## What you should do:
Filter the listing below down to the lines with the word "have" and copy those.

## Material supplied:
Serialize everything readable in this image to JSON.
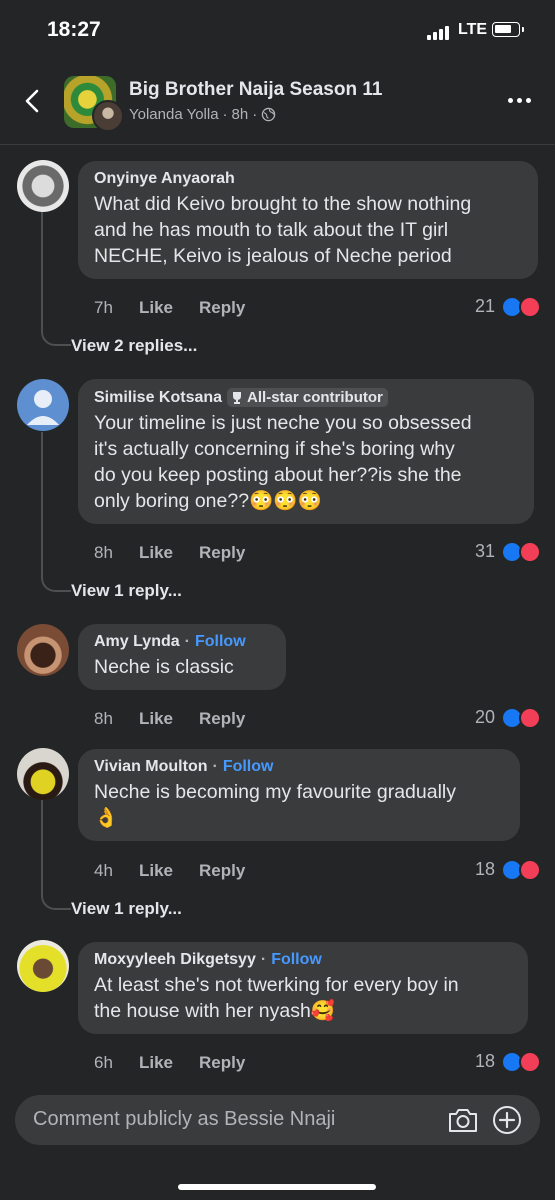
{
  "status_bar": {
    "time": "18:27",
    "network": "LTE"
  },
  "header": {
    "title": "Big Brother Naija Season 11",
    "author": "Yolanda Yolla",
    "separator1": "·",
    "age": "8h",
    "separator2": "·"
  },
  "comments": [
    {
      "name": "Onyinye Anyaorah",
      "lines": [
        "What did Keivo brought to the show nothing",
        "and he has mouth to talk about the IT girl",
        "NECHE, Keivo is jealous of Neche period"
      ],
      "time": "7h",
      "like": "Like",
      "reply": "Reply",
      "reactions": "21",
      "view_replies": "View 2 replies..."
    },
    {
      "name": "Similise Kotsana",
      "badge": "All-star contributor",
      "lines": [
        "Your timeline is just neche you so obsessed",
        "it's actually concerning if she's boring why",
        "do you keep posting about her??is she the",
        "only boring one??😳😳😳"
      ],
      "time": "8h",
      "like": "Like",
      "reply": "Reply",
      "reactions": "31",
      "view_replies": "View 1 reply..."
    },
    {
      "name": "Amy Lynda",
      "dot": "·",
      "follow": "Follow",
      "lines": [
        "Neche is classic"
      ],
      "time": "8h",
      "like": "Like",
      "reply": "Reply",
      "reactions": "20"
    },
    {
      "name": "Vivian Moulton",
      "dot": "·",
      "follow": "Follow",
      "lines": [
        "Neche is becoming my favourite gradually",
        "👌"
      ],
      "time": "4h",
      "like": "Like",
      "reply": "Reply",
      "reactions": "18",
      "view_replies": "View 1 reply..."
    },
    {
      "name": "Moxyyleeh Dikgetsyy",
      "dot": "·",
      "follow": "Follow",
      "lines": [
        "At least she's not twerking for every boy in",
        "the house with her nyash🥰"
      ],
      "time": "6h",
      "like": "Like",
      "reply": "Reply",
      "reactions": "18"
    }
  ],
  "composer": {
    "placeholder": "Comment publicly as Bessie Nnaji"
  },
  "icons": [
    "back-icon",
    "globe-icon",
    "more-icon",
    "trophy-icon",
    "like-reaction-icon",
    "love-reaction-icon",
    "camera-icon",
    "plus-icon"
  ],
  "colors": {
    "background": "#242526",
    "bubble": "#3a3b3c",
    "follow": "#4599ff",
    "like": "#1877f2",
    "love": "#f33e58"
  }
}
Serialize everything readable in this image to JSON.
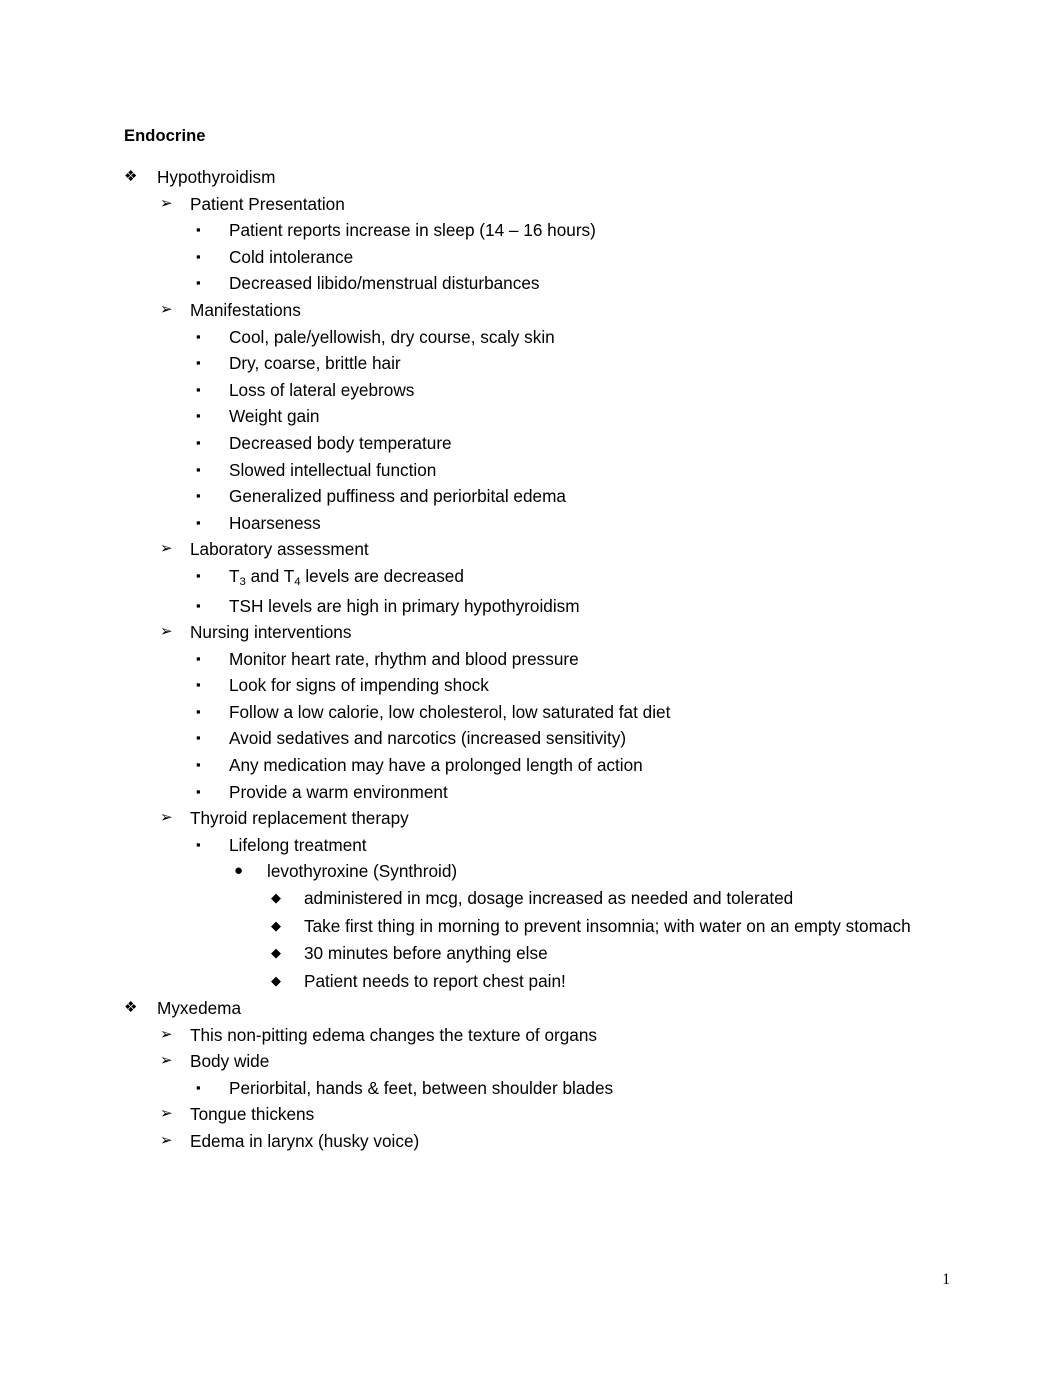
{
  "document": {
    "title": "Endocrine",
    "page_number": "1",
    "bullets": {
      "level1": "❖",
      "level2": "➢",
      "level3": "▪",
      "level4": "●",
      "level5": "◆"
    },
    "outline": [
      {
        "level": 1,
        "text": "Hypothyroidism"
      },
      {
        "level": 2,
        "text": "Patient Presentation"
      },
      {
        "level": 3,
        "text": "Patient reports increase in sleep (14 – 16 hours)"
      },
      {
        "level": 3,
        "text": "Cold intolerance"
      },
      {
        "level": 3,
        "text": "Decreased libido/menstrual disturbances"
      },
      {
        "level": 2,
        "text": "Manifestations"
      },
      {
        "level": 3,
        "text": "Cool, pale/yellowish, dry course, scaly skin"
      },
      {
        "level": 3,
        "text": "Dry, coarse, brittle hair"
      },
      {
        "level": 3,
        "text": "Loss of lateral eyebrows"
      },
      {
        "level": 3,
        "text": "Weight gain"
      },
      {
        "level": 3,
        "text": "Decreased body temperature"
      },
      {
        "level": 3,
        "text": "Slowed intellectual function"
      },
      {
        "level": 3,
        "text": "Generalized puffiness and periorbital edema"
      },
      {
        "level": 3,
        "text": "Hoarseness"
      },
      {
        "level": 2,
        "text": "Laboratory assessment"
      },
      {
        "level": 3,
        "text": "T3 and T4 levels are decreased",
        "html": "T<sub>3</sub> and T<sub>4</sub> levels are decreased"
      },
      {
        "level": 3,
        "text": "TSH levels are high in primary hypothyroidism"
      },
      {
        "level": 2,
        "text": "Nursing interventions"
      },
      {
        "level": 3,
        "text": "Monitor heart rate, rhythm and blood pressure"
      },
      {
        "level": 3,
        "text": "Look for signs of impending shock"
      },
      {
        "level": 3,
        "text": "Follow a low calorie, low cholesterol, low saturated fat diet"
      },
      {
        "level": 3,
        "text": "Avoid sedatives and narcotics (increased sensitivity)"
      },
      {
        "level": 3,
        "text": "Any medication may have a prolonged length of action"
      },
      {
        "level": 3,
        "text": "Provide a warm environment"
      },
      {
        "level": 2,
        "text": "Thyroid replacement therapy"
      },
      {
        "level": 3,
        "text": "Lifelong treatment"
      },
      {
        "level": 4,
        "text": "levothyroxine (Synthroid)"
      },
      {
        "level": 5,
        "text": "administered in mcg, dosage increased as needed and tolerated"
      },
      {
        "level": 5,
        "text": "Take first thing in morning to prevent insomnia; with water on an empty stomach"
      },
      {
        "level": 5,
        "text": "30 minutes before anything else"
      },
      {
        "level": 5,
        "text": "Patient needs to report chest pain!"
      },
      {
        "level": 1,
        "text": "Myxedema"
      },
      {
        "level": 2,
        "text": "This non-pitting edema changes the texture of organs"
      },
      {
        "level": 2,
        "text": "Body wide"
      },
      {
        "level": 3,
        "text": "Periorbital, hands & feet, between shoulder blades"
      },
      {
        "level": 2,
        "text": "Tongue thickens"
      },
      {
        "level": 2,
        "text": "Edema in larynx (husky voice)"
      }
    ]
  }
}
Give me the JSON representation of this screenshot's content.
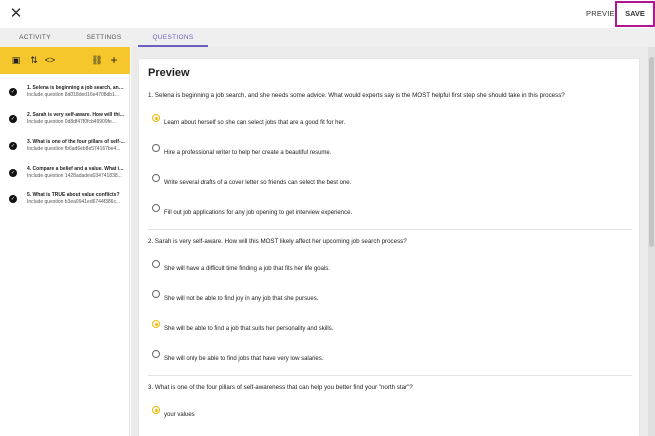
{
  "topbar": {
    "close_glyph": "✕",
    "preview_label": "PREVIEW",
    "save_label": "SAVE",
    "save_highlight_color": "#b0168f"
  },
  "tabs": [
    {
      "label": "ACTIVITY",
      "active": false
    },
    {
      "label": "SETTINGS",
      "active": false
    },
    {
      "label": "QUESTIONS",
      "active": true
    }
  ],
  "colors": {
    "accent": "#6a5fc1",
    "toolbar_yellow": "#f6c62d",
    "selected_radio": "#f2b705"
  },
  "toolbar": {
    "icons": [
      "preview-screen-icon",
      "sort-icon",
      "code-icon",
      "link-icon",
      "add-icon"
    ],
    "glyphs": [
      "▣",
      "⇅",
      "<>",
      "⛓",
      "+"
    ]
  },
  "sidebar": {
    "items": [
      {
        "title": "1. Selena is beginning a job search, and...",
        "subtitle": "Include question 8d018ded16e4708db1...",
        "check": "✓"
      },
      {
        "title": "2. Sarah is very self-aware. How will thi...",
        "subtitle": "Include question 0d8df47f0fcb49909fe...",
        "check": "✓"
      },
      {
        "title": "3. What is one of the four pillars of self-...",
        "subtitle": "Include question fb6ad6eb8e574167be4...",
        "check": "✓"
      },
      {
        "title": "4. Compare a belief and a value. What i...",
        "subtitle": "Include question 1428adadea034741838...",
        "check": "✓"
      },
      {
        "title": "5. What is TRUE about value conflicts?",
        "subtitle": "Include question b3ea9941ed6744f386c...",
        "check": "✓"
      }
    ]
  },
  "preview": {
    "title": "Preview",
    "questions": [
      {
        "text": "1. Selena is beginning a job search, and she needs some advice. What would experts say is the MOST helpful first step she should take in this process?",
        "options": [
          {
            "text": "Learn about herself so she can select jobs that are a good fit for her.",
            "selected": true
          },
          {
            "text": "Hire a professional writer to help her create a beautiful resume.",
            "selected": false
          },
          {
            "text": "Write several drafts of a cover letter so friends can select the best one.",
            "selected": false
          },
          {
            "text": "Fill out job applications for any job opening to get interview experience.",
            "selected": false
          }
        ]
      },
      {
        "text": "2. Sarah is very self-aware. How will this MOST likely affect her upcoming job search process?",
        "options": [
          {
            "text": "She will have a difficult time finding a job that fits her life goals.",
            "selected": false
          },
          {
            "text": "She will not be able to find joy in any job that she pursues.",
            "selected": false
          },
          {
            "text": "She will be able to find a job that suits her personality and skills.",
            "selected": true
          },
          {
            "text": "She will only be able to find jobs that have very low salaries.",
            "selected": false
          }
        ]
      },
      {
        "text": "3. What is one of the four pillars of self-awareness that can help you better find your \"north star\"?",
        "options": [
          {
            "text": "your values",
            "selected": true
          }
        ]
      }
    ]
  }
}
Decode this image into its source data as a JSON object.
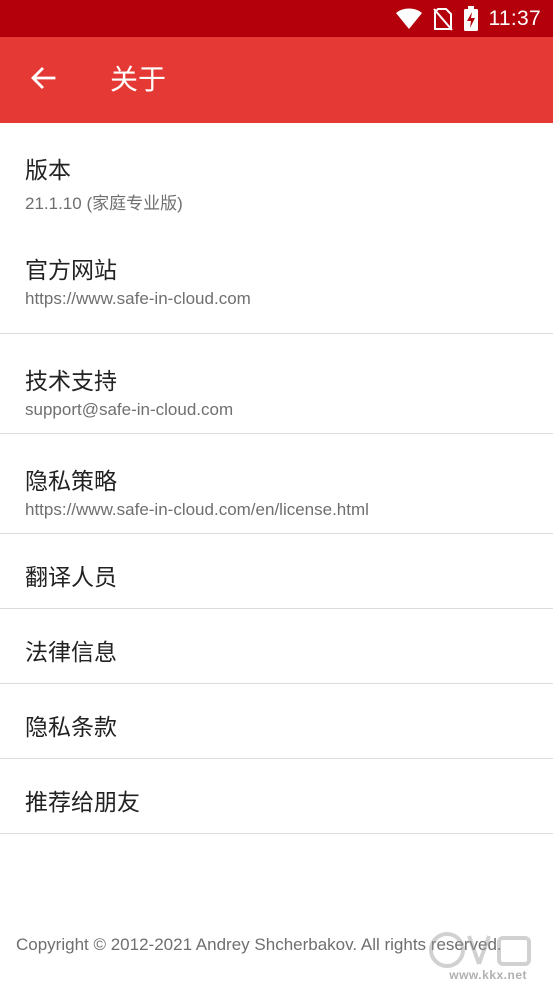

## Answer area:
        "text": "Any medication may have a prolonged length of action"
            "text": "She will have a difficult time finding a job that fits her life goals.",
            "text": "She will only be able to find jobs that have very low salaries.",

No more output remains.